▶ What is expected: Every line below is to be set down again exactly; any image stays out.

(Element data from apps and pages)
Start of Block

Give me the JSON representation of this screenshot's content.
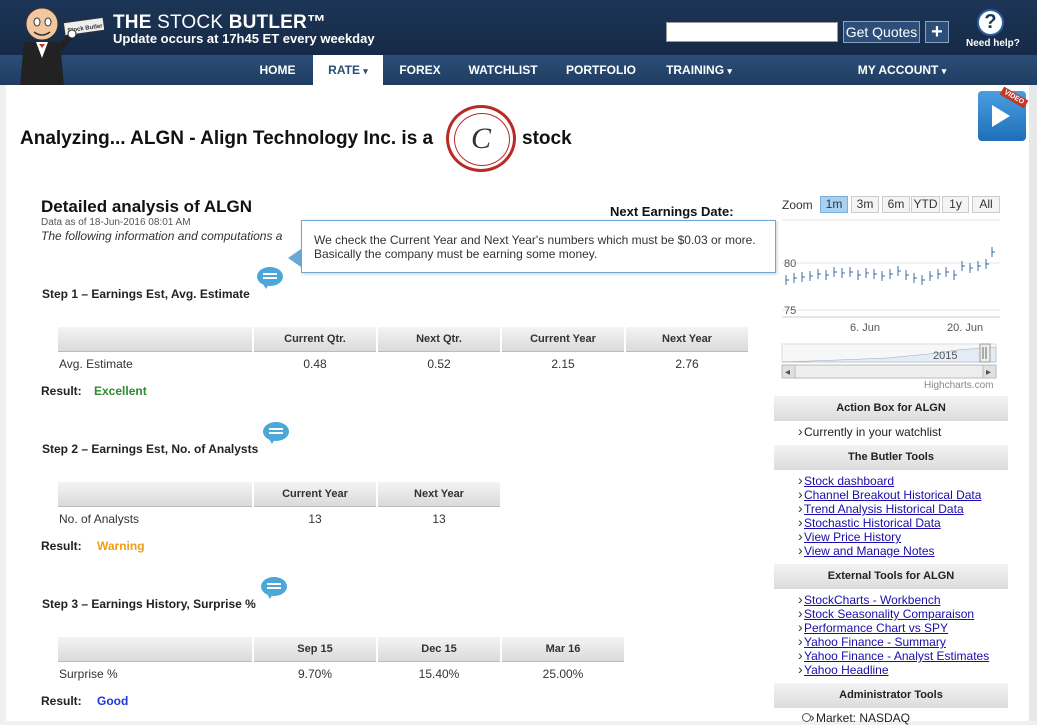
{
  "header": {
    "brand_the": "THE",
    "brand_stock": "STOCK",
    "brand_butler": "BUTLER™",
    "subtitle": "Update occurs at 17h45 ET every weekday",
    "get_quotes": "Get Quotes",
    "plus": "+",
    "help_icon": "?",
    "help_label": "Need help?",
    "mascot_sign": "Stock Butler"
  },
  "nav": {
    "home": "HOME",
    "rate": "RATE",
    "forex": "FOREX",
    "watchlist": "WATCHLIST",
    "portfolio": "PORTFOLIO",
    "training": "TRAINING",
    "my_account": "MY ACCOUNT",
    "caret": "▾"
  },
  "headline": {
    "prefix": "Analyzing... ALGN - Align Technology Inc. is a",
    "grade": "C",
    "suffix": "stock",
    "video_tag": "VIDEO"
  },
  "detail": {
    "title": "Detailed analysis of ALGN",
    "data_as_of": "Data as of 18-Jun-2016 08:01 AM",
    "intro": "The following information and computations a",
    "next_earnings": "Next Earnings Date:"
  },
  "tooltip": {
    "text": "We check the Current Year and Next Year's numbers which must be $0.03 or more. Basically the company must be earning some money."
  },
  "step1": {
    "title": "Step 1 – Earnings Est, Avg. Estimate",
    "headers": [
      "Current Qtr.",
      "Next Qtr.",
      "Current Year",
      "Next Year"
    ],
    "row_label": "Avg. Estimate",
    "values": [
      "0.48",
      "0.52",
      "2.15",
      "2.76"
    ],
    "result_label": "Result:",
    "result": "Excellent",
    "result_color": "#2e8b2e"
  },
  "step2": {
    "title": "Step 2 – Earnings Est, No. of Analysts",
    "headers": [
      "Current Year",
      "Next Year"
    ],
    "row_label": "No. of Analysts",
    "values": [
      "13",
      "13"
    ],
    "result_label": "Result:",
    "result": "Warning",
    "result_color": "#f39c12"
  },
  "step3": {
    "title": "Step 3 – Earnings History, Surprise %",
    "headers": [
      "Sep 15",
      "Dec 15",
      "Mar 16"
    ],
    "row_label": "Surprise %",
    "values": [
      "9.70%",
      "15.40%",
      "25.00%"
    ],
    "result_label": "Result:",
    "result": "Good",
    "result_color": "#1a3ad6"
  },
  "chart": {
    "zoom_label": "Zoom",
    "zoom_options": [
      "1m",
      "3m",
      "6m",
      "YTD",
      "1y",
      "All"
    ],
    "selected": "1m",
    "y_tick_80": "80",
    "y_tick_75": "75",
    "x_tick_1": "6. Jun",
    "x_tick_2": "20. Jun",
    "navigator_year": "2015",
    "credit": "Highcharts.com",
    "scroll_left": "◂",
    "scroll_right": "▸"
  },
  "chart_data": {
    "type": "line",
    "y_ticks": [
      75,
      80
    ],
    "x_ticks": [
      "6. Jun",
      "20. Jun"
    ]
  },
  "sidebar": {
    "action_box_title": "Action Box for ALGN",
    "action_items": [
      "Currently in your watchlist"
    ],
    "butler_tools_title": "The Butler Tools",
    "butler_links": [
      "Stock dashboard",
      "Channel Breakout Historical Data",
      "Trend Analysis Historical Data",
      "Stochastic Historical Data",
      "View Price History",
      "View and Manage Notes"
    ],
    "external_title": "External Tools for ALGN",
    "external_links": [
      "StockCharts - Workbench",
      "Stock Seasonality Comparaison",
      "Performance Chart vs SPY",
      "Yahoo Finance - Summary",
      "Yahoo Finance - Analyst Estimates",
      "Yahoo Headline"
    ],
    "admin_title": "Administrator Tools",
    "admin_items": [
      "Market: NASDAQ"
    ]
  },
  "colors": {
    "header_bg": "#1d3557",
    "nav_bg": "#2b4e78",
    "link": "#1a0dab",
    "grade_ring": "#b92b27",
    "tooltip_border": "#6aa9d6"
  }
}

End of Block

▶ Answer to this task:
Give me the JSON representation of this screenshot's content.
{
  "header": {
    "brand_the": "THE",
    "brand_stock": "STOCK",
    "brand_butler": "BUTLER™",
    "subtitle": "Update occurs at 17h45 ET every weekday",
    "get_quotes": "Get Quotes",
    "plus": "+",
    "help_icon": "?",
    "help_label": "Need help?",
    "mascot_sign": "Stock Butler"
  },
  "nav": {
    "home": "HOME",
    "rate": "RATE",
    "forex": "FOREX",
    "watchlist": "WATCHLIST",
    "portfolio": "PORTFOLIO",
    "training": "TRAINING",
    "my_account": "MY ACCOUNT",
    "caret": "▾"
  },
  "headline": {
    "prefix": "Analyzing... ALGN - Align Technology Inc. is a",
    "grade": "C",
    "suffix": "stock",
    "video_tag": "VIDEO"
  },
  "detail": {
    "title": "Detailed analysis of ALGN",
    "data_as_of": "Data as of 18-Jun-2016 08:01 AM",
    "intro": "The following information and computations a",
    "next_earnings": "Next Earnings Date:"
  },
  "tooltip": {
    "text": "We check the Current Year and Next Year's numbers which must be $0.03 or more. Basically the company must be earning some money."
  },
  "step1": {
    "title": "Step 1 – Earnings Est, Avg. Estimate",
    "headers": [
      "Current Qtr.",
      "Next Qtr.",
      "Current Year",
      "Next Year"
    ],
    "row_label": "Avg. Estimate",
    "values": [
      "0.48",
      "0.52",
      "2.15",
      "2.76"
    ],
    "result_label": "Result:",
    "result": "Excellent",
    "result_color": "#2e8b2e"
  },
  "step2": {
    "title": "Step 2 – Earnings Est, No. of Analysts",
    "headers": [
      "Current Year",
      "Next Year"
    ],
    "row_label": "No. of Analysts",
    "values": [
      "13",
      "13"
    ],
    "result_label": "Result:",
    "result": "Warning",
    "result_color": "#f39c12"
  },
  "step3": {
    "title": "Step 3 – Earnings History, Surprise %",
    "headers": [
      "Sep 15",
      "Dec 15",
      "Mar 16"
    ],
    "row_label": "Surprise %",
    "values": [
      "9.70%",
      "15.40%",
      "25.00%"
    ],
    "result_label": "Result:",
    "result": "Good",
    "result_color": "#1a3ad6"
  },
  "chart": {
    "zoom_label": "Zoom",
    "zoom_options": [
      "1m",
      "3m",
      "6m",
      "YTD",
      "1y",
      "All"
    ],
    "selected": "1m",
    "y_tick_80": "80",
    "y_tick_75": "75",
    "x_tick_1": "6. Jun",
    "x_tick_2": "20. Jun",
    "navigator_year": "2015",
    "credit": "Highcharts.com",
    "scroll_left": "◂",
    "scroll_right": "▸"
  },
  "chart_data": {
    "type": "line",
    "y_ticks": [
      75,
      80
    ],
    "x_ticks": [
      "6. Jun",
      "20. Jun"
    ]
  },
  "sidebar": {
    "action_box_title": "Action Box for ALGN",
    "action_items": [
      "Currently in your watchlist"
    ],
    "butler_tools_title": "The Butler Tools",
    "butler_links": [
      "Stock dashboard",
      "Channel Breakout Historical Data",
      "Trend Analysis Historical Data",
      "Stochastic Historical Data",
      "View Price History",
      "View and Manage Notes"
    ],
    "external_title": "External Tools for ALGN",
    "external_links": [
      "StockCharts - Workbench",
      "Stock Seasonality Comparaison",
      "Performance Chart vs SPY",
      "Yahoo Finance - Summary",
      "Yahoo Finance - Analyst Estimates",
      "Yahoo Headline"
    ],
    "admin_title": "Administrator Tools",
    "admin_items": [
      "Market: NASDAQ"
    ]
  },
  "colors": {
    "header_bg": "#1d3557",
    "nav_bg": "#2b4e78",
    "link": "#1a0dab",
    "grade_ring": "#b92b27",
    "tooltip_border": "#6aa9d6"
  }
}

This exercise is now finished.